■ **LISTED ENTRIES**:
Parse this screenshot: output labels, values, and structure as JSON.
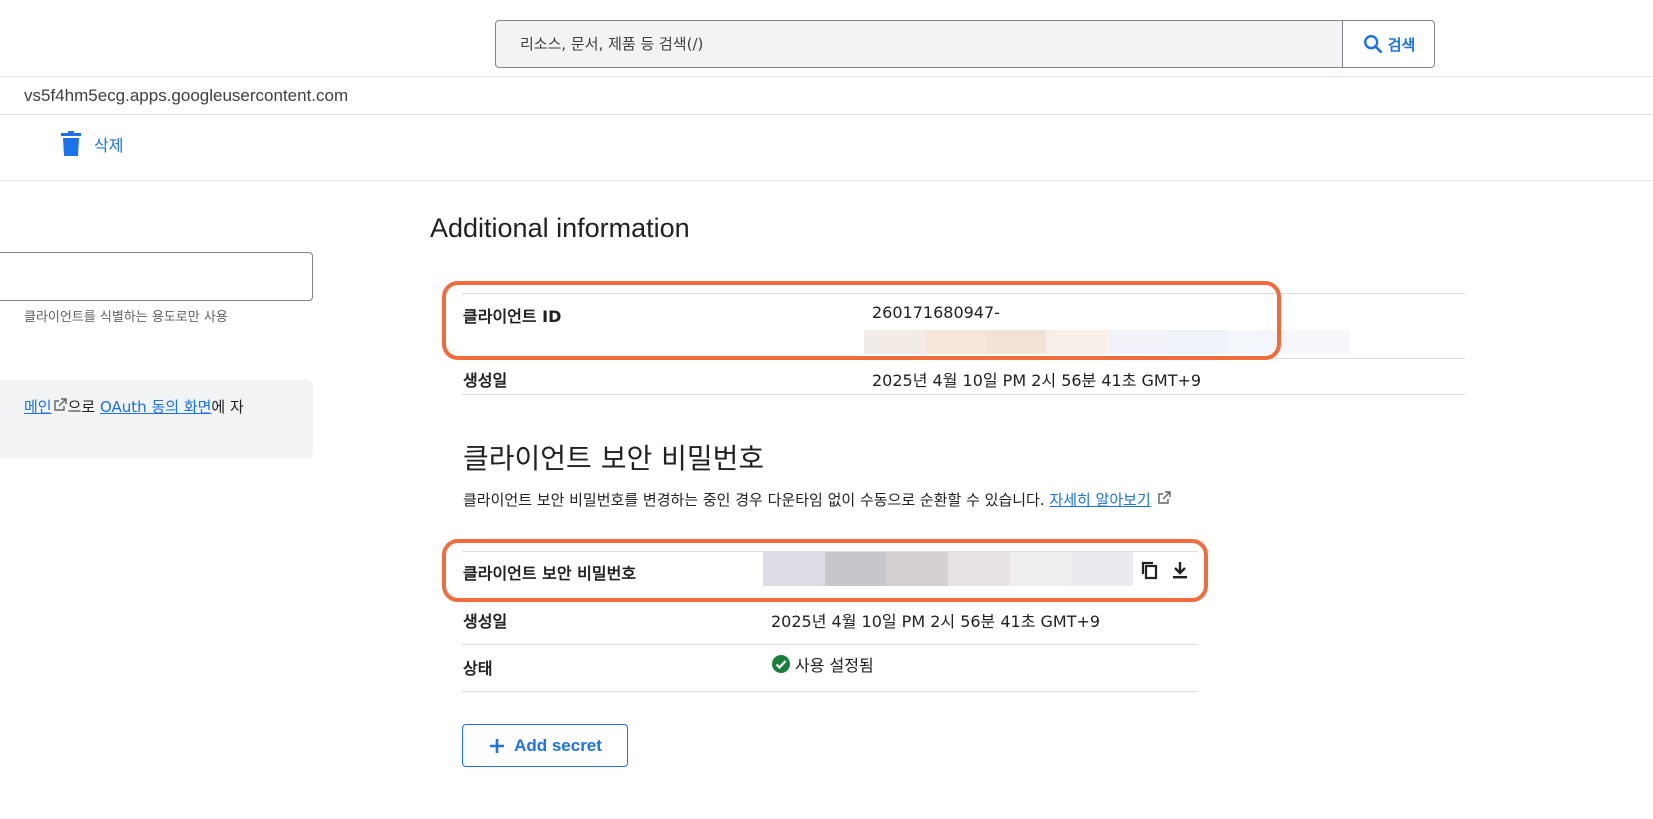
{
  "search": {
    "placeholder": "리소스, 문서, 제품 등 검색(/)",
    "button_label": "검색"
  },
  "client_url": "vs5f4hm5ecg.apps.googleusercontent.com",
  "actions": {
    "delete_label": "삭제"
  },
  "left_panel": {
    "help_text": "클라이언트를 식별하는 용도로만 사용",
    "note_link1": "메인",
    "note_text1": "으로 ",
    "note_link2": "OAuth 동의 화면",
    "note_text2": "에 자"
  },
  "additional_info": {
    "heading": "Additional information",
    "rows": [
      {
        "label": "클라이언트 ID",
        "value": "260171680947-"
      },
      {
        "label": "생성일",
        "value": "2025년 4월 10일 PM 2시 56분 41초 GMT+9"
      }
    ]
  },
  "client_secret": {
    "heading": "클라이언트 보안 비밀번호",
    "description": "클라이언트 보안 비밀번호를 변경하는 중인 경우 다운타임 없이 수동으로 순환할 수 있습니다. ",
    "learn_more": "자세히 알아보기",
    "rows": [
      {
        "label": "클라이언트 보안 비밀번호",
        "value": ""
      },
      {
        "label": "생성일",
        "value": "2025년 4월 10일 PM 2시 56분 41초 GMT+9"
      },
      {
        "label": "상태",
        "value": "사용 설정됨"
      }
    ],
    "add_button": "Add secret"
  },
  "icons": [
    "search-icon",
    "trash-icon",
    "external-link-icon",
    "copy-icon",
    "download-icon",
    "check-circle-icon",
    "plus-icon"
  ],
  "colors": {
    "accent": "#1a73e8",
    "highlight": "#f26b3a",
    "success": "#188038"
  }
}
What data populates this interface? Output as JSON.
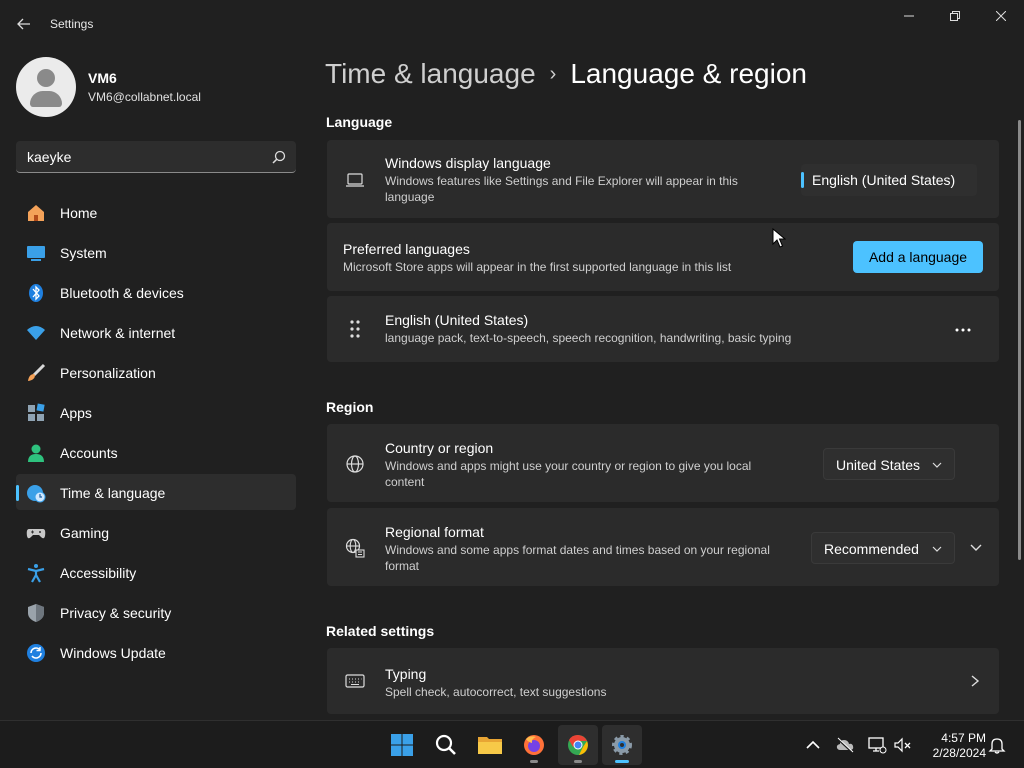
{
  "window": {
    "title": "Settings"
  },
  "profile": {
    "name": "VM6",
    "email": "VM6@collabnet.local"
  },
  "search": {
    "value": "kaeyke"
  },
  "sidebar": {
    "items": [
      {
        "label": "Home",
        "icon": "home-icon"
      },
      {
        "label": "System",
        "icon": "system-icon"
      },
      {
        "label": "Bluetooth & devices",
        "icon": "bluetooth-icon"
      },
      {
        "label": "Network & internet",
        "icon": "network-icon"
      },
      {
        "label": "Personalization",
        "icon": "brush-icon"
      },
      {
        "label": "Apps",
        "icon": "apps-icon"
      },
      {
        "label": "Accounts",
        "icon": "accounts-icon"
      },
      {
        "label": "Time & language",
        "icon": "time-language-icon",
        "selected": true
      },
      {
        "label": "Gaming",
        "icon": "gaming-icon"
      },
      {
        "label": "Accessibility",
        "icon": "accessibility-icon"
      },
      {
        "label": "Privacy & security",
        "icon": "shield-icon"
      },
      {
        "label": "Windows Update",
        "icon": "update-icon"
      }
    ]
  },
  "breadcrumb": {
    "parent": "Time & language",
    "separator": "›",
    "current": "Language & region"
  },
  "language": {
    "section_title": "Language",
    "display": {
      "title": "Windows display language",
      "subtitle": "Windows features like Settings and File Explorer will appear in this language",
      "value": "English (United States)"
    },
    "preferred": {
      "title": "Preferred languages",
      "subtitle": "Microsoft Store apps will appear in the first supported language in this list",
      "button": "Add a language"
    },
    "installed": {
      "title": "English (United States)",
      "subtitle": "language pack, text-to-speech, speech recognition, handwriting, basic typing"
    }
  },
  "region": {
    "section_title": "Region",
    "country": {
      "title": "Country or region",
      "subtitle": "Windows and apps might use your country or region to give you local content",
      "value": "United States"
    },
    "format": {
      "title": "Regional format",
      "subtitle": "Windows and some apps format dates and times based on your regional format",
      "value": "Recommended"
    }
  },
  "related": {
    "section_title": "Related settings",
    "typing": {
      "title": "Typing",
      "subtitle": "Spell check, autocorrect, text suggestions"
    }
  },
  "taskbar": {
    "time": "4:57 PM",
    "date": "2/28/2024"
  },
  "colors": {
    "accent": "#4cc2ff",
    "background": "#202020",
    "card": "#2b2b2b"
  }
}
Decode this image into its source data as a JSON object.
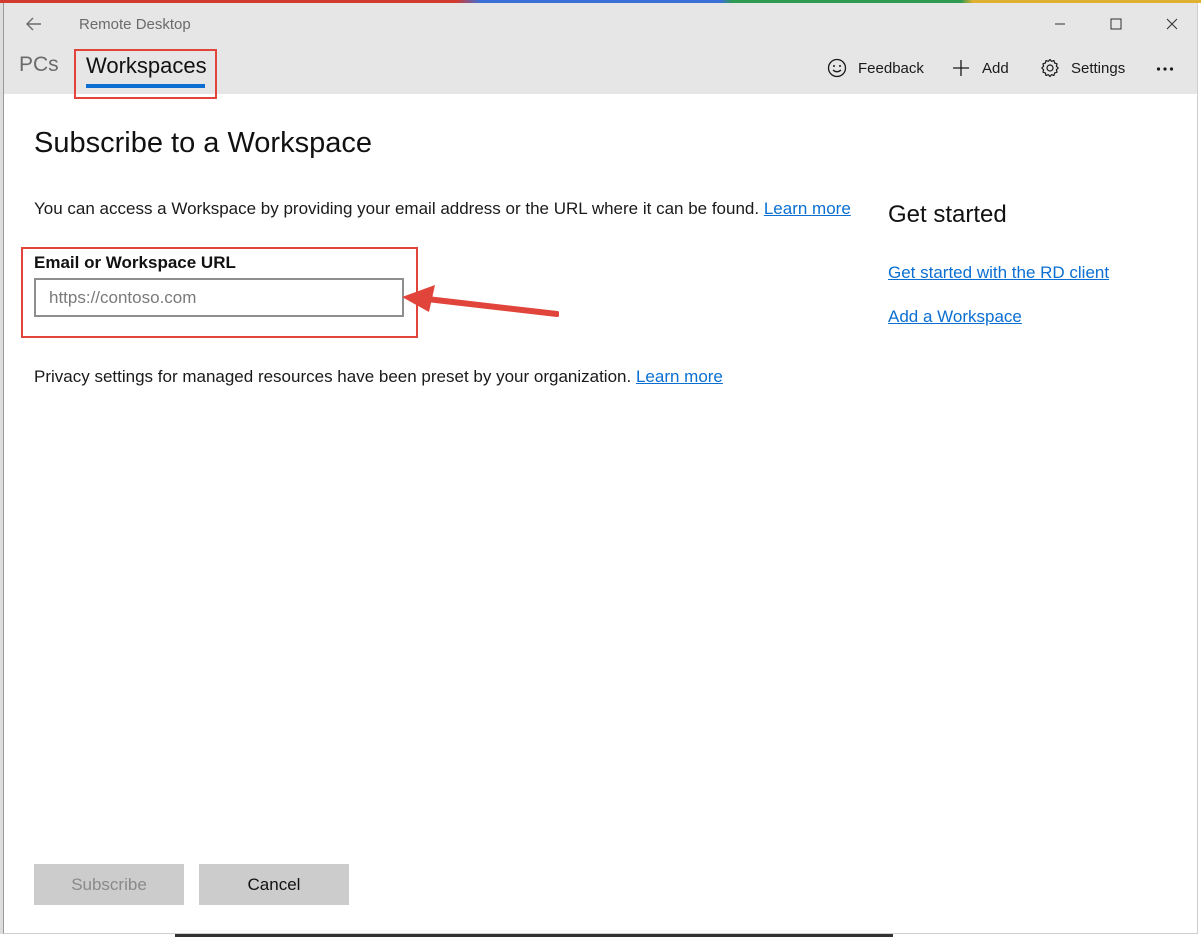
{
  "window": {
    "title": "Remote Desktop"
  },
  "tabs": {
    "pcs": "PCs",
    "workspaces": "Workspaces"
  },
  "toolbar": {
    "feedback": "Feedback",
    "add": "Add",
    "settings": "Settings"
  },
  "icons": {
    "back": "back-arrow-icon",
    "minimize": "minimize-icon",
    "maximize": "maximize-icon",
    "close": "close-icon",
    "feedback": "smiley-icon",
    "add": "plus-icon",
    "settings": "gear-icon",
    "more": "more-icon"
  },
  "main": {
    "title": "Subscribe to a Workspace",
    "intro": "You can access a Workspace by providing your email address or the URL where it can be found.",
    "intro_link": "Learn more",
    "field_label": "Email or Workspace URL",
    "field_value": "",
    "field_placeholder": "https://contoso.com",
    "privacy": "Privacy settings for managed resources have been preset by your organization.",
    "privacy_link": "Learn more"
  },
  "sidebar": {
    "title": "Get started",
    "links": [
      "Get started with the RD client",
      "Add a Workspace"
    ]
  },
  "buttons": {
    "subscribe": "Subscribe",
    "cancel": "Cancel"
  },
  "colors": {
    "accent": "#0a6fd1",
    "highlight": "#e0443a",
    "titlebar": "#e6e6e6"
  }
}
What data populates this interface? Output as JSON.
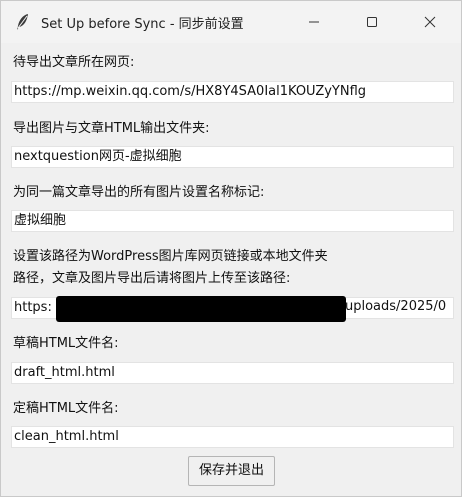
{
  "window": {
    "title": "Set Up before Sync - 同步前设置"
  },
  "titlebar": {
    "app_icon": "feather-icon",
    "minimize_icon": "minimize-icon",
    "maximize_icon": "maximize-icon",
    "close_icon": "close-icon"
  },
  "form": {
    "url_label": "待导出文章所在网页:",
    "url_value": "https://mp.weixin.qq.com/s/HX8Y4SA0Ial1KOUZyYNflg",
    "folder_label": "导出图片与文章HTML输出文件夹:",
    "folder_value": "nextquestion网页-虚拟细胞",
    "image_tag_label": "为同一篇文章导出的所有图片设置名称标记:",
    "image_tag_value": "虚拟细胞",
    "path_label_line1": "设置该路径为WordPress图片库网页链接或本地文件夹",
    "path_label_line2": "路径，文章及图片导出后请将图片上传至该路径:",
    "path_value_start": "https:",
    "path_value_end": "uploads/2025/0",
    "draft_label": "草稿HTML文件名:",
    "draft_value": "draft_html.html",
    "clean_label": "定稿HTML文件名:",
    "clean_value": "clean_html.html"
  },
  "actions": {
    "save_exit_label": "保存并退出"
  }
}
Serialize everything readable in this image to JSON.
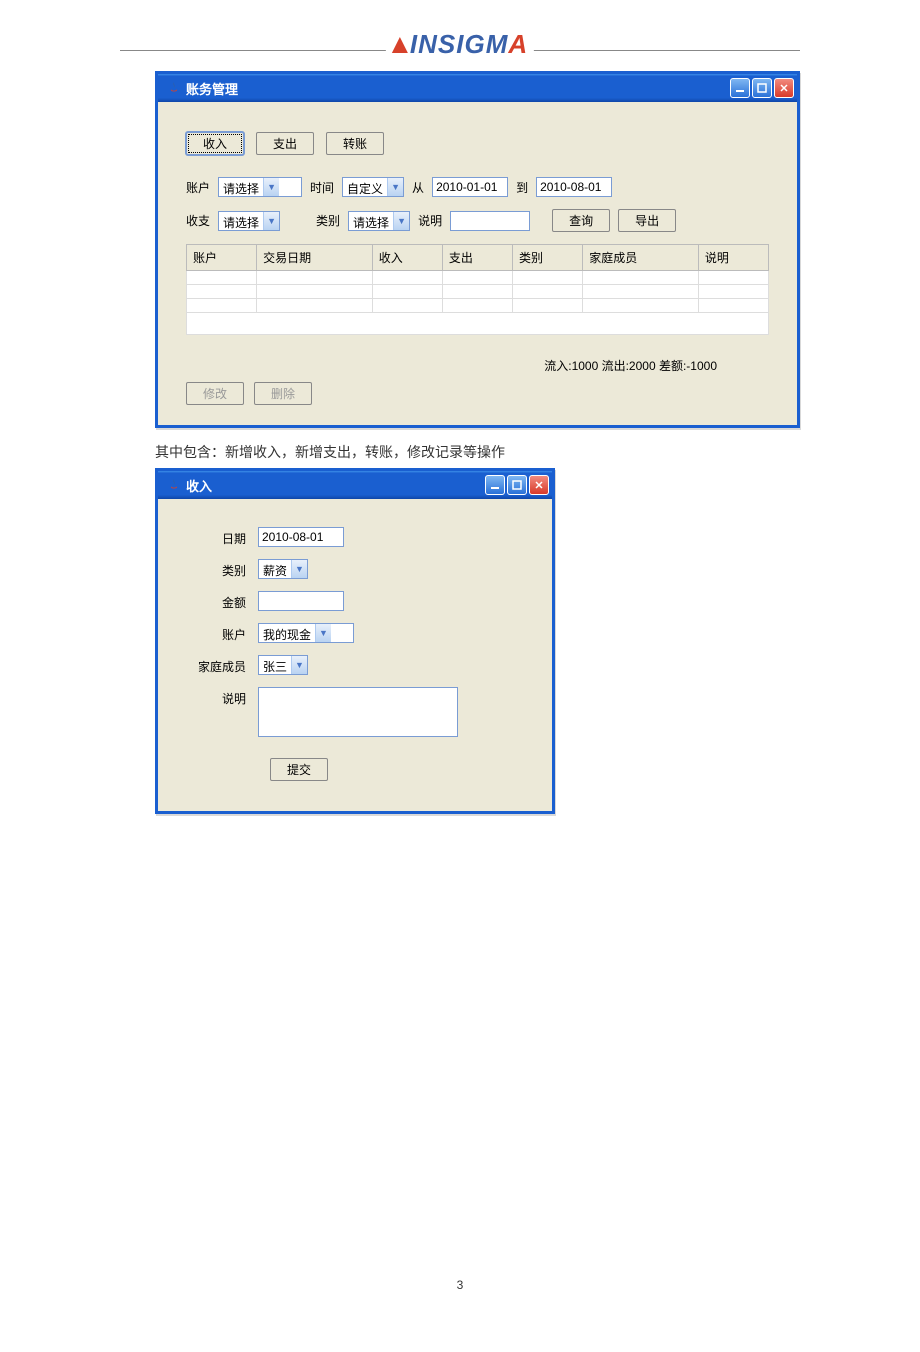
{
  "header": {
    "logo_text": "INSIGMA"
  },
  "window1": {
    "title": "账务管理",
    "toolbar": {
      "income": "收入",
      "expense": "支出",
      "transfer": "转账"
    },
    "filters": {
      "account_label": "账户",
      "account_value": "请选择",
      "time_label": "时间",
      "time_value": "自定义",
      "from_label": "从",
      "from_value": "2010-01-01",
      "to_label": "到",
      "to_value": "2010-08-01",
      "inout_label": "收支",
      "inout_value": "请选择",
      "category_label": "类别",
      "category_value": "请选择",
      "note_label": "说明",
      "query_btn": "查询",
      "export_btn": "导出"
    },
    "table": {
      "headers": [
        "账户",
        "交易日期",
        "收入",
        "支出",
        "类别",
        "家庭成员",
        "说明"
      ]
    },
    "summary": "流入:1000 流出:2000 差额:-1000",
    "actions": {
      "edit": "修改",
      "delete": "删除"
    }
  },
  "caption": "其中包含：新增收入，新增支出，转账，修改记录等操作",
  "window2": {
    "title": "收入",
    "form": {
      "date_label": "日期",
      "date_value": "2010-08-01",
      "category_label": "类别",
      "category_value": "薪资",
      "amount_label": "金额",
      "amount_value": "",
      "account_label": "账户",
      "account_value": "我的现金",
      "member_label": "家庭成员",
      "member_value": "张三",
      "note_label": "说明",
      "note_value": "",
      "submit": "提交"
    }
  },
  "page_number": "3"
}
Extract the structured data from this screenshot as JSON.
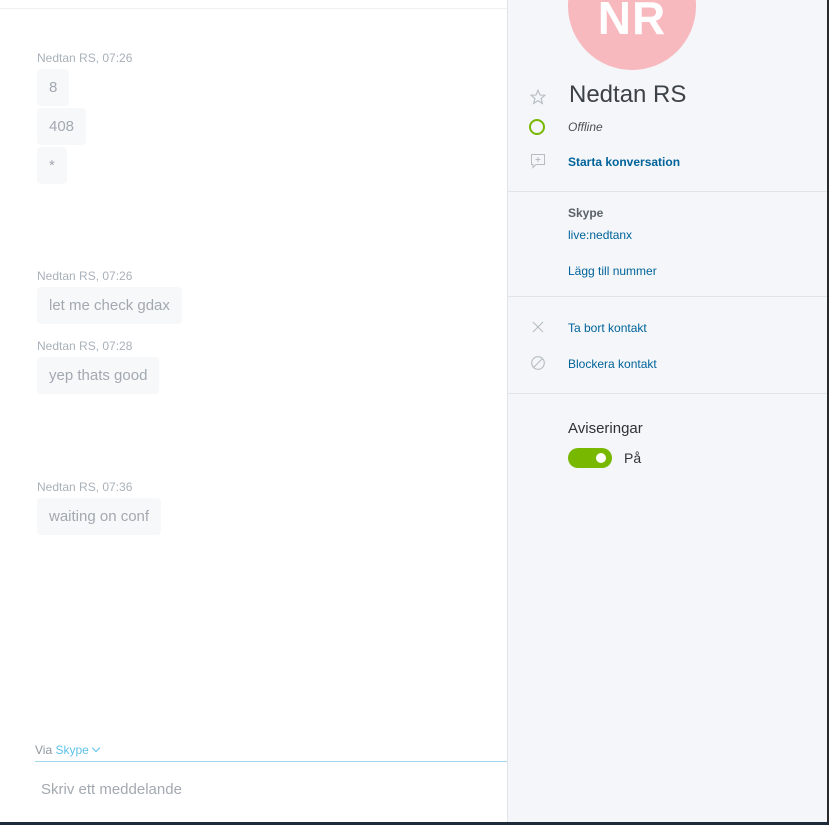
{
  "chat": {
    "groups": [
      {
        "sender": "Nedtan RS, 07:26",
        "messages": [
          "8",
          "408",
          "*"
        ]
      },
      {
        "sender": "Nedtan RS, 07:26",
        "messages": [
          "let me check gdax"
        ]
      },
      {
        "sender": "Nedtan RS, 07:28",
        "messages": [
          "yep thats good"
        ]
      },
      {
        "sender": "Nedtan RS, 07:36",
        "messages": [
          "waiting on conf"
        ]
      }
    ],
    "via_label": "Via",
    "via_service": "Skype",
    "compose_placeholder": "Skriv ett meddelande"
  },
  "profile": {
    "initials": "NR",
    "name": "Nedtan RS",
    "status": "Offline",
    "start_conversation": "Starta konversation",
    "skype_label": "Skype",
    "skype_id": "live:nedtanx",
    "add_number": "Lägg till nummer",
    "remove_contact": "Ta bort kontakt",
    "block_contact": "Blockera kontakt",
    "notifications_title": "Aviseringar",
    "notifications_state": "På",
    "notifications_on": true
  },
  "colors": {
    "accent_link": "#00639a",
    "presence_offline_ring": "#78b800",
    "toggle_on": "#78b800",
    "avatar_bg": "#f8b9be",
    "via_link": "#5fc2ec"
  },
  "icons": {
    "favorite": "star-icon",
    "presence": "status-ring-icon",
    "start_conversation": "new-chat-icon",
    "remove": "close-icon",
    "block": "block-icon",
    "dropdown": "chevron-down-icon"
  }
}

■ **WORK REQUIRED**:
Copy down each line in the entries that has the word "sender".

■ **THE COMPLETED TASK**:
        "sender": "Nedtan RS, 07:26",
        "sender": "Nedtan RS, 07:26",
        "sender": "Nedtan RS, 07:28",
        "sender": "Nedtan RS, 07:36",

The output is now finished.